By Riley Black
Where do you go to find nature?
Our home state is brimming with possibilities. You could go up into the mountains to wander among aspen groves. You could go southeast to the great slickrock deserts. You could even wander around the shores of the Great Salt Lake to watch migratory birds poke and peck at brine flies.
But what about your own backyard, or even inside your house? We often speak of nature as a distant and pristine place – somewhere out there, beyond where we make our homes – but this is an illusion. We are surrounded by various forms of nature, depending on how we define the term. That’s because nature is a cultural concept.
In the broadest scope, nature might seem to be the universe. When scientists say they study nature, for example, they mean they are asking questions about all sorts of phenomena that make up observable reality. This can be as close as the bones in your body to queries about abstract concepts of thermodynamics. But this is hardly the only meaning of nature.
When we say we want to go out into nature, or back to nature, we’re talking about a place that’s often defined in opposition to how we live. A forest that swells with the tunes of songbirds is regarded as nature while the city block we live on is not. It’s traditional to view nature as something outside ourselves, or even that we have evolved beyond thanks to our culture.
Yet there is no stark barrier between nature and ourselves. The box elder bug that crawls along your windowsill is part of nature, and the combustion-engine car you may drive to work contributes to climate change that affects habitats far away from you. We are deeply intertwined with nature.
Western culture has often cast nature as some far off land that is ever-dwindling, but it’s only been recently that ecologists, writers, philosophers, and more have seen how nature intertwines with our day to day lives. Separating nature from ourselves has created a warped image of what, and where, nature is. A new definition is just starting to emerge, and it can’t be complete without understanding that nature is truly all around us.

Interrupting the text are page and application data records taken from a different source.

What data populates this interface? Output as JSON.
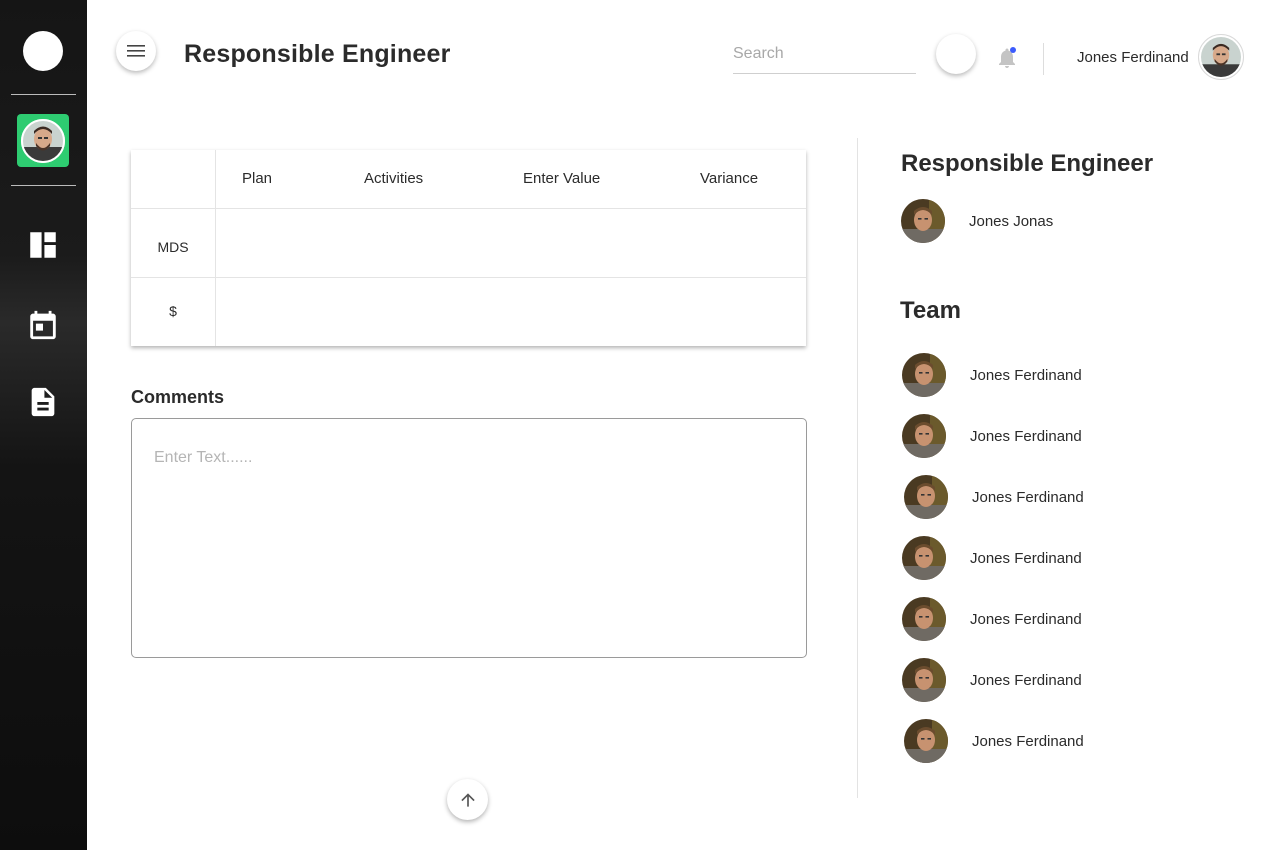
{
  "header": {
    "title": "Responsible Engineer",
    "search_placeholder": "Search",
    "user_name": "Jones Ferdinand"
  },
  "sidebar": {
    "items": [
      {
        "icon": "dashboard-icon"
      },
      {
        "icon": "calendar-icon"
      },
      {
        "icon": "document-icon"
      }
    ]
  },
  "table": {
    "columns": [
      "Plan",
      "Activities",
      "Enter Value",
      "Variance"
    ],
    "rows": [
      "MDS",
      "$"
    ]
  },
  "comments": {
    "label": "Comments",
    "placeholder": "Enter Text......"
  },
  "responsible": {
    "title": "Responsible Engineer",
    "name": "Jones Jonas"
  },
  "team": {
    "title": "Team",
    "members": [
      "Jones Ferdinand",
      "Jones Ferdinand",
      "Jones Ferdinand",
      "Jones Ferdinand",
      "Jones Ferdinand",
      "Jones Ferdinand",
      "Jones Ferdinand"
    ]
  },
  "colors": {
    "sidebar_avatar_bg": "#2ecc71",
    "notification_dot": "#3b5bfd"
  }
}
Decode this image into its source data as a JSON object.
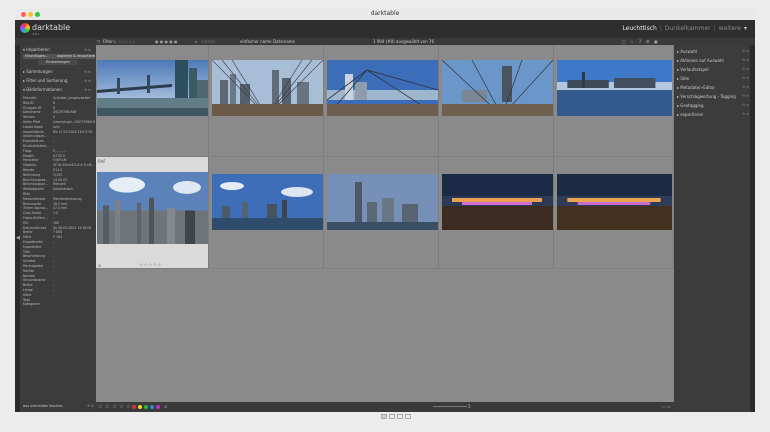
{
  "window": {
    "title": "darktable"
  },
  "app": {
    "name": "darktable",
    "version": "4.8.1"
  },
  "views": {
    "active": "Leuchttisch",
    "other": "Dunkelkammer",
    "more": "weitere"
  },
  "topbar": {
    "filter_label": "Filter",
    "search_placeholder": "suchen",
    "sort_label": "einfacher name",
    "sort_order": "Dateiname",
    "count": "1 904 (#0) ausgewählt von 76"
  },
  "left": {
    "modules": [
      {
        "label": "Importieren"
      },
      {
        "label": "Sammlungen"
      },
      {
        "label": "Filter und Sortierung"
      },
      {
        "label": "Bildinformationen"
      }
    ],
    "import_buttons": [
      "Hinzufügen...",
      "kopieren & importieren..."
    ],
    "import_sub": "Einstellungen",
    "metadata": [
      [
        "Filmrolle",
        "Urlauber_umgearbeitet"
      ],
      [
        "Bild-ID",
        "8"
      ],
      [
        "Gruppen-ID",
        "8"
      ],
      [
        "Dateiname",
        "DSCF0366.RAF"
      ],
      [
        "Version",
        "0"
      ],
      [
        "Voller Pfad",
        "/Users/Inger...DSCF0366.RAF"
      ],
      [
        "Lokale Kopie",
        "nein"
      ],
      [
        "Importdatum",
        "Do 17.03.2024 16:13:19"
      ],
      [
        "Änderungsze...",
        "-"
      ],
      [
        "Exportdatum",
        "-"
      ],
      [
        "Druckzeitstem...",
        "-"
      ],
      [
        "Flags",
        "0,-,-,-,-,-"
      ],
      [
        "Modell",
        "X-T30 II"
      ],
      [
        "Hersteller",
        "FUJIFILM"
      ],
      [
        "Objektiv",
        "XF18-55mmF2.8-4 R LM..."
      ],
      [
        "Blende",
        "f/11.0"
      ],
      [
        "Belichtung",
        "1/125"
      ],
      [
        "Belichtungsze...",
        "14.05.03"
      ],
      [
        "Belichtungspr...",
        "Manuell"
      ],
      [
        "Weißabgleich",
        "Automatisch"
      ],
      [
        "Blitz",
        "-"
      ],
      [
        "Messmethode",
        "Mehrfeldmessung"
      ],
      [
        "Brennweite",
        "18.0 mm"
      ],
      [
        "35mm Äquiva...",
        "27.0 mm"
      ],
      [
        "Crop-Faktor",
        "1.5"
      ],
      [
        "Fokus-Entfern...",
        "-"
      ],
      [
        "ISO",
        "160"
      ],
      [
        "Datum/Uhrzeit",
        "So 08.05.2024 14:18:04"
      ],
      [
        "Breite",
        "7 808"
      ],
      [
        "Höhe",
        "5 184"
      ],
      [
        "Exportbreite",
        "-"
      ],
      [
        "Exporthöhe",
        "-"
      ],
      [
        "Titel",
        "-"
      ],
      [
        "Beschreibung",
        "-"
      ],
      [
        "Urheber",
        "-"
      ],
      [
        "Herausgeber",
        "-"
      ],
      [
        "Rechte",
        "-"
      ],
      [
        "Notizen",
        "-"
      ],
      [
        "Versionsname",
        "-"
      ],
      [
        "Breite",
        "-"
      ],
      [
        "Länge",
        "-"
      ],
      [
        "Höhe",
        "-"
      ],
      [
        "Tags",
        "-"
      ],
      [
        "Kategorien",
        "-"
      ]
    ],
    "bottom_label": "aus schneiden löschen"
  },
  "right": {
    "modules": [
      "Auswahl",
      "Aktionen auf Auswahl",
      "Verlaufsstapel",
      "Stile",
      "Metadaten-Editor",
      "Verschlagwortung - Tagging",
      "Geotagging",
      "exportieren"
    ]
  },
  "grid": {
    "highlight_label": "RAF",
    "stars": "☆☆☆☆☆",
    "reject": "⊘"
  },
  "bottombar": {
    "stars": "☆ ☆ ☆ ☆ ☆"
  },
  "colors": {
    "labels": [
      "#d33",
      "#dd3",
      "#3b3",
      "#38d",
      "#b3b"
    ]
  }
}
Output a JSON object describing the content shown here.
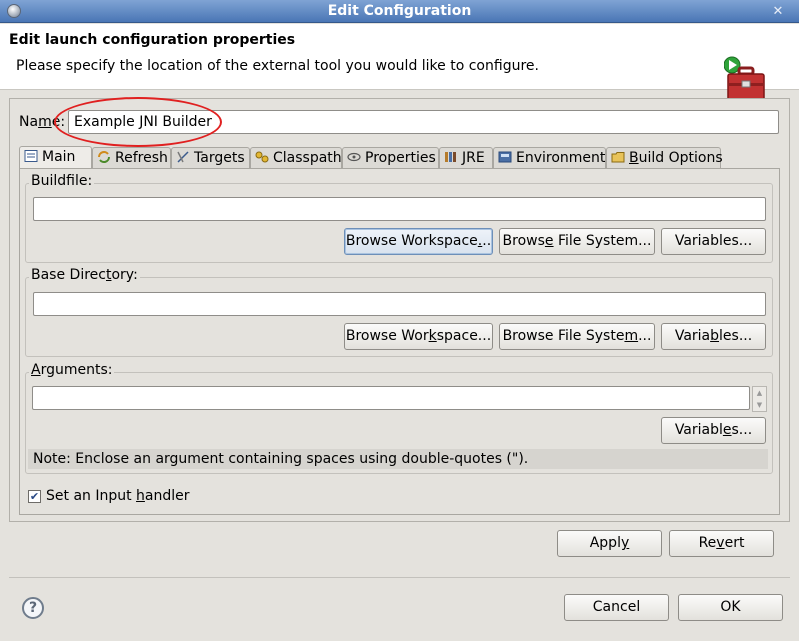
{
  "window": {
    "title": "Edit Configuration"
  },
  "header": {
    "title": "Edit launch configuration properties",
    "description": "Please specify the location of the external tool you would like to configure."
  },
  "name_field": {
    "label_pre": "Na",
    "label_u": "m",
    "label_post": "e:",
    "value": "Example JNI Builder"
  },
  "tabs": [
    {
      "label": "Main",
      "icon": "document-icon"
    },
    {
      "label": "Refresh",
      "icon": "refresh-icon"
    },
    {
      "label": "Targets",
      "icon": "targets-icon"
    },
    {
      "label": "Classpath",
      "icon": "classpath-icon"
    },
    {
      "label": "Properties",
      "icon": "properties-icon"
    },
    {
      "label": "JRE",
      "icon": "jre-icon"
    },
    {
      "label": "Environment",
      "icon": "environment-icon"
    },
    {
      "label_pre": "",
      "label_u": "B",
      "label_post": "uild Options",
      "icon": "folder-icon"
    }
  ],
  "buildfile": {
    "label_pre": "Buildf",
    "label_u": "i",
    "label_post": "le:",
    "value": "",
    "browse_workspace": {
      "pre": "Browse Workspace",
      "u": ".",
      "post": ".."
    },
    "browse_filesystem": {
      "pre": "Brows",
      "u": "e",
      "post": " File System..."
    },
    "variables": {
      "pre": "Variables...",
      "u": "",
      "post": ""
    }
  },
  "base_directory": {
    "label_pre": "Base Direc",
    "label_u": "t",
    "label_post": "ory:",
    "value": "",
    "browse_workspace": {
      "pre": "Browse Wor",
      "u": "k",
      "post": "space..."
    },
    "browse_filesystem": {
      "pre": "Browse File Syste",
      "u": "m",
      "post": "..."
    },
    "variables": {
      "pre": "Varia",
      "u": "b",
      "post": "les..."
    }
  },
  "arguments": {
    "label_pre": "",
    "label_u": "A",
    "label_post": "rguments:",
    "value": "",
    "variables": {
      "pre": "Variabl",
      "u": "e",
      "post": "s..."
    },
    "note": "Note: Enclose an argument containing spaces using double-quotes (\")."
  },
  "input_handler": {
    "checked": true,
    "label_pre": "Set an Input ",
    "label_u": "h",
    "label_post": "andler"
  },
  "actions": {
    "apply": {
      "pre": "Appl",
      "u": "y",
      "post": ""
    },
    "revert": {
      "pre": "Re",
      "u": "v",
      "post": "ert"
    },
    "cancel": "Cancel",
    "ok": "OK"
  },
  "colors": {
    "title_bar": "#4a76b5",
    "annotation_ellipse": "#e02020",
    "accent_green": "#2fa33a"
  }
}
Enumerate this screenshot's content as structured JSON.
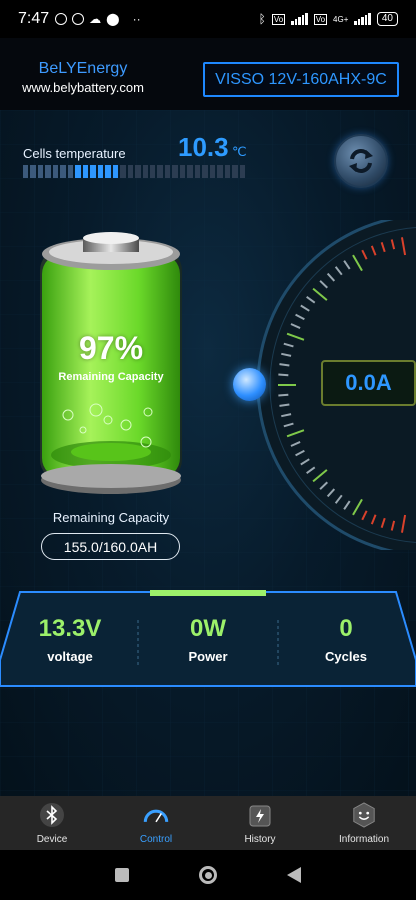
{
  "status_bar": {
    "time": "7:47",
    "network": "4G+",
    "battery": "40"
  },
  "header": {
    "brand_name": "BeLYEnergy",
    "brand_url": "www.belybattery.com",
    "model_button": "VISSO 12V-160AHX-9C"
  },
  "temperature": {
    "label": "Cells temperature",
    "value": "10.3",
    "unit": "℃",
    "level": 0.42
  },
  "battery": {
    "percent": "97%",
    "percent_caption": "Remaining Capacity",
    "remaining_label": "Remaining Capacity",
    "remaining_value": "155.0/160.0AH"
  },
  "gauge": {
    "current": "0.0A"
  },
  "stats": [
    {
      "value": "13.3V",
      "label": "voltage"
    },
    {
      "value": "0W",
      "label": "Power"
    },
    {
      "value": "0",
      "label": "Cycles"
    }
  ],
  "nav": [
    {
      "label": "Device",
      "icon": "bluetooth-icon"
    },
    {
      "label": "Control",
      "icon": "speedometer-icon"
    },
    {
      "label": "History",
      "icon": "history-icon"
    },
    {
      "label": "Information",
      "icon": "smiley-icon"
    }
  ],
  "colors": {
    "accent": "#2e97ff",
    "stat_green": "#9cf06a",
    "battery_green": "#6be022"
  }
}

Riley Black is the author of Skeleton Keys, My Beloved Brontosaurus, Prehistoric Predators, and a science writer for the Natural History Museum of Utah, a part of the University of Utah in Salt Lake City. Our mission is to illuminate the natural world and the place of humans within it. In addition to housing outstanding exhibits for the public, NHMU is a research museum. Learn more.